Thanks for your comment and link, Alice. I’m looking forward to seeing your thoughts on the individual books and deciding which (besides the three women) I’d like to try.


I was disappointed to see there were only three women on the longlist too. I haven’t read any of the books on the longlist yet – I think I’ll probably read We Are All Completely Beside Ourselves first because I’ve read good reviews. It’s a shame that some of the books aren’t published yet! Looking forward to reading your thoughts on the books.


RT @nomoreparades: Today I’ve contemplated the Man Booker Prize. What are your thoughts? http://t.co/akq0QKsLon


@nomoreparades have you read Siri Hustvedt before? she’s wonderful :)

Andrew Blackman

I’m so far behind, I’m still catching up with the 2009 longlist :-) Some really good writers on the list, though, so I’m sure you’ve got some great reading experiences ahead of you between now and October, Alice!

Fleur in her World

I’m disappointed with that lack of women and the lack of diversity, but there do seem to be more readable books than some years. And I’m particularly pleased to see Niall Williams, whose writing I love.

Jenny @ Reading the End

I’m SO delighted that the Karen Joy Fowler book is on the shortlist. It was one of my very favorites last year, so it’s great to see it getting recognized like this. I hope you read it soon! I hope you love it!


I gave up on literary prizes when I realised that they are just marketing campaigns. I did try and read the Booker shortlist a few years ago but most of the books that year were fairly ordinary and some were downright disappointing.

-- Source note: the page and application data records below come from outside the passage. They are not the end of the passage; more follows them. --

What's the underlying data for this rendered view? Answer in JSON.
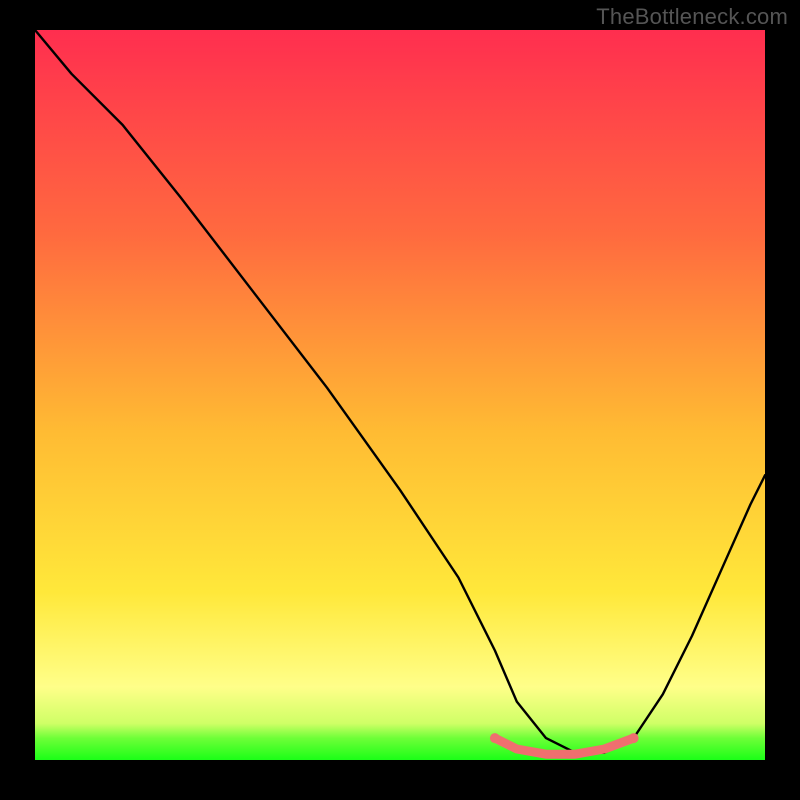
{
  "watermark": "TheBottleneck.com",
  "chart_data": {
    "type": "line",
    "title": "",
    "xlabel": "",
    "ylabel": "",
    "xlim": [
      0,
      100
    ],
    "ylim": [
      0,
      100
    ],
    "grid": false,
    "legend": false,
    "background_gradient": {
      "top": "#ff2e4f",
      "mid": "#ffbb33",
      "bottom_highlight": "#ffff89",
      "green1": "#6eff38",
      "green2": "#1bff17"
    },
    "series": [
      {
        "name": "curve",
        "color": "#000000",
        "x": [
          0,
          5,
          12,
          20,
          30,
          40,
          50,
          58,
          63,
          66,
          70,
          74,
          78,
          82,
          86,
          90,
          94,
          98,
          100
        ],
        "y": [
          100,
          94,
          87,
          77,
          64,
          51,
          37,
          25,
          15,
          8,
          3,
          1,
          1,
          3,
          9,
          17,
          26,
          35,
          39
        ]
      },
      {
        "name": "trough-highlight",
        "color": "#ef6f6f",
        "thick": true,
        "x": [
          63,
          66,
          70,
          74,
          78,
          82
        ],
        "y": [
          3,
          1.5,
          0.8,
          0.8,
          1.5,
          3
        ]
      }
    ]
  }
}
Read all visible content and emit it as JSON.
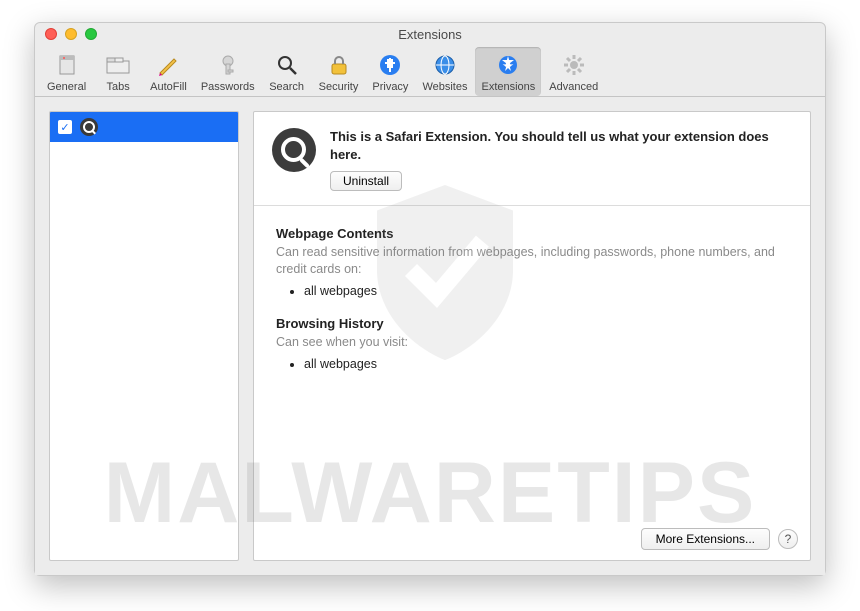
{
  "window": {
    "title": "Extensions"
  },
  "toolbar": {
    "items": [
      {
        "label": "General"
      },
      {
        "label": "Tabs"
      },
      {
        "label": "AutoFill"
      },
      {
        "label": "Passwords"
      },
      {
        "label": "Search"
      },
      {
        "label": "Security"
      },
      {
        "label": "Privacy"
      },
      {
        "label": "Websites"
      },
      {
        "label": "Extensions"
      },
      {
        "label": "Advanced"
      }
    ],
    "selected_index": 8
  },
  "sidebar": {
    "items": [
      {
        "checked": true,
        "icon": "search-icon"
      }
    ]
  },
  "extension": {
    "description": "This is a Safari Extension. You should tell us what your extension does here.",
    "uninstall_label": "Uninstall",
    "sections": [
      {
        "title": "Webpage Contents",
        "subtitle": "Can read sensitive information from webpages, including passwords, phone numbers, and credit cards on:",
        "items": [
          "all webpages"
        ]
      },
      {
        "title": "Browsing History",
        "subtitle": "Can see when you visit:",
        "items": [
          "all webpages"
        ]
      }
    ]
  },
  "footer": {
    "more_label": "More Extensions...",
    "help_label": "?"
  },
  "watermark": "MALWARETIPS"
}
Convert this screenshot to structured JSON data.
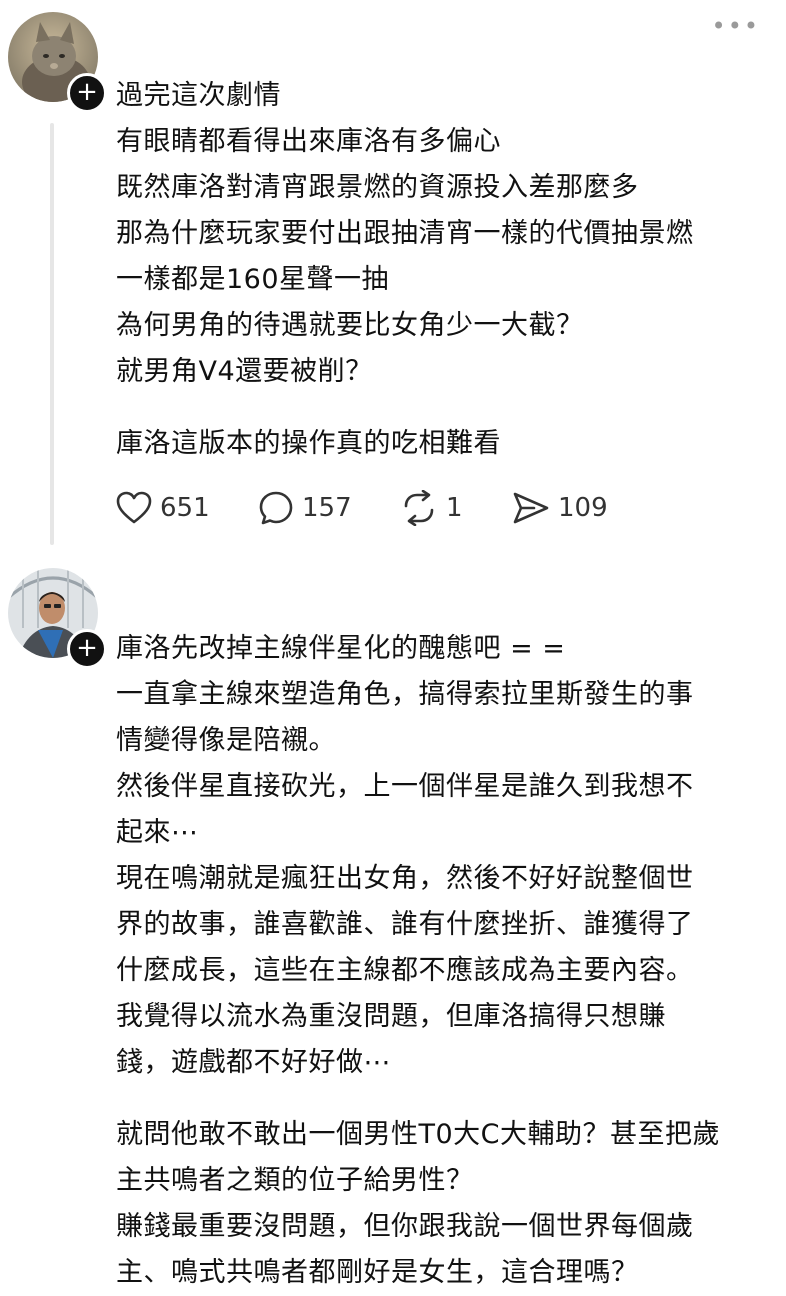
{
  "posts": [
    {
      "avatar_icon": "cat-avatar",
      "follow_icon": "plus-icon",
      "follow_label": "+",
      "more_label": "•••",
      "lines": [
        "過完這次劇情",
        "有眼睛都看得出來庫洛有多偏心",
        "既然庫洛對清宵跟景燃的資源投入差那麼多",
        "那為什麼玩家要付出跟抽清宵一樣的代價抽景燃",
        "一樣都是160星聲一抽",
        "為何男角的待遇就要比女角少一大截？",
        "就男角V4還要被削？",
        "",
        "庫洛這版本的操作真的吃相難看"
      ],
      "actions": {
        "likes": "651",
        "comments": "157",
        "reposts": "1",
        "shares": "109"
      }
    },
    {
      "avatar_icon": "person-avatar",
      "follow_icon": "plus-icon",
      "follow_label": "+",
      "lines": [
        "庫洛先改掉主線伴星化的醜態吧 = =",
        "一直拿主線來塑造角色，搞得索拉里斯發生的事",
        "情變得像是陪襯。",
        "然後伴星直接砍光，上一個伴星是誰久到我想不",
        "起來⋯",
        "現在鳴潮就是瘋狂出女角，然後不好好說整個世",
        "界的故事，誰喜歡誰、誰有什麼挫折、誰獲得了",
        "什麼成長，這些在主線都不應該成為主要內容。",
        "我覺得以流水為重沒問題，但庫洛搞得只想賺",
        "錢，遊戲都不好好做⋯",
        "",
        "就問他敢不敢出一個男性T0大C大輔助？甚至把歲",
        "主共鳴者之類的位子給男性？",
        "賺錢最重要沒問題，但你跟我說一個世界每個歲",
        "主、鳴式共鳴者都剛好是女生，這合理嗎？"
      ]
    }
  ],
  "colors": {
    "text": "#111111",
    "follow_button": "#111111",
    "thread_line": "#e6e6e6",
    "icon": "#333333"
  }
}
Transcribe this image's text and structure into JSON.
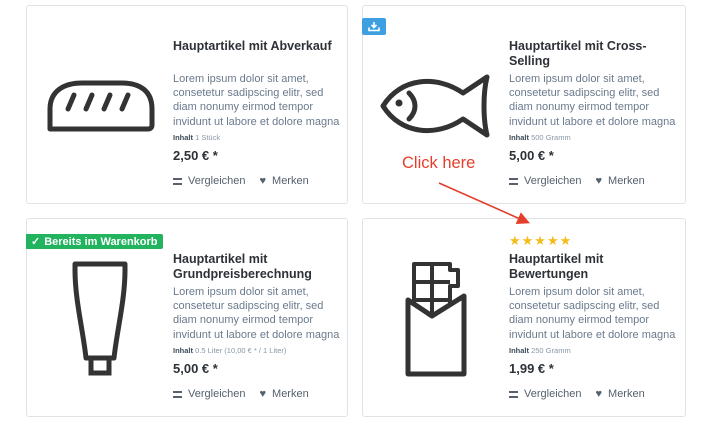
{
  "products": [
    {
      "title": "Hauptartikel mit Abverkauf",
      "description": "Lorem ipsum dolor sit amet, consetetur sadipscing elitr, sed diam nonumy eirmod tempor invidunt ut labore et dolore magna",
      "unit_label": "Inhalt",
      "unit_value": "1 Stück",
      "price": "2,50 € *",
      "icon": "bread-icon"
    },
    {
      "title": "Hauptartikel mit Cross-Selling",
      "description": "Lorem ipsum dolor sit amet, consetetur sadipscing elitr, sed diam nonumy eirmod tempor invidunt ut labore et dolore magna",
      "unit_label": "Inhalt",
      "unit_value": "500 Gramm",
      "price": "5,00 € *",
      "icon": "fish-icon"
    },
    {
      "title": "Hauptartikel mit Grundpreisberechnung",
      "description": "Lorem ipsum dolor sit amet, consetetur sadipscing elitr, sed diam nonumy eirmod tempor invidunt ut labore et dolore magna",
      "unit_label": "Inhalt",
      "unit_value": "0.5 Liter (10,00 € * / 1 Liter)",
      "price": "5,00 € *",
      "icon": "tube-icon"
    },
    {
      "title": "Hauptartikel mit Bewertungen",
      "description": "Lorem ipsum dolor sit amet, consetetur sadipscing elitr, sed diam nonumy eirmod tempor invidunt ut labore et dolore magna",
      "unit_label": "Inhalt",
      "unit_value": "250 Gramm",
      "price": "1,99 € *",
      "icon": "chocolate-icon",
      "rating_stars": "★★★★★"
    }
  ],
  "actions": {
    "compare": "Vergleichen",
    "wishlist": "Merken"
  },
  "badges": {
    "in_basket": "Bereits im Warenkorb",
    "download_icon": "download-icon"
  },
  "annotation": {
    "text": "Click here",
    "color": "#e53f2c"
  },
  "colors": {
    "badge_green": "#22b35e",
    "badge_blue": "#3ea0e0",
    "stars": "#f5bb1a"
  }
}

I don’t like the idea of the Booker being open to Americans authors. I think publishers just want to use the prize for publicity in the UK. Literary prize culture is fairly warped, if you ask me. It’s more about selling the writer to the public and building his or her ‘brand’ to enhance sales of current and… Read more »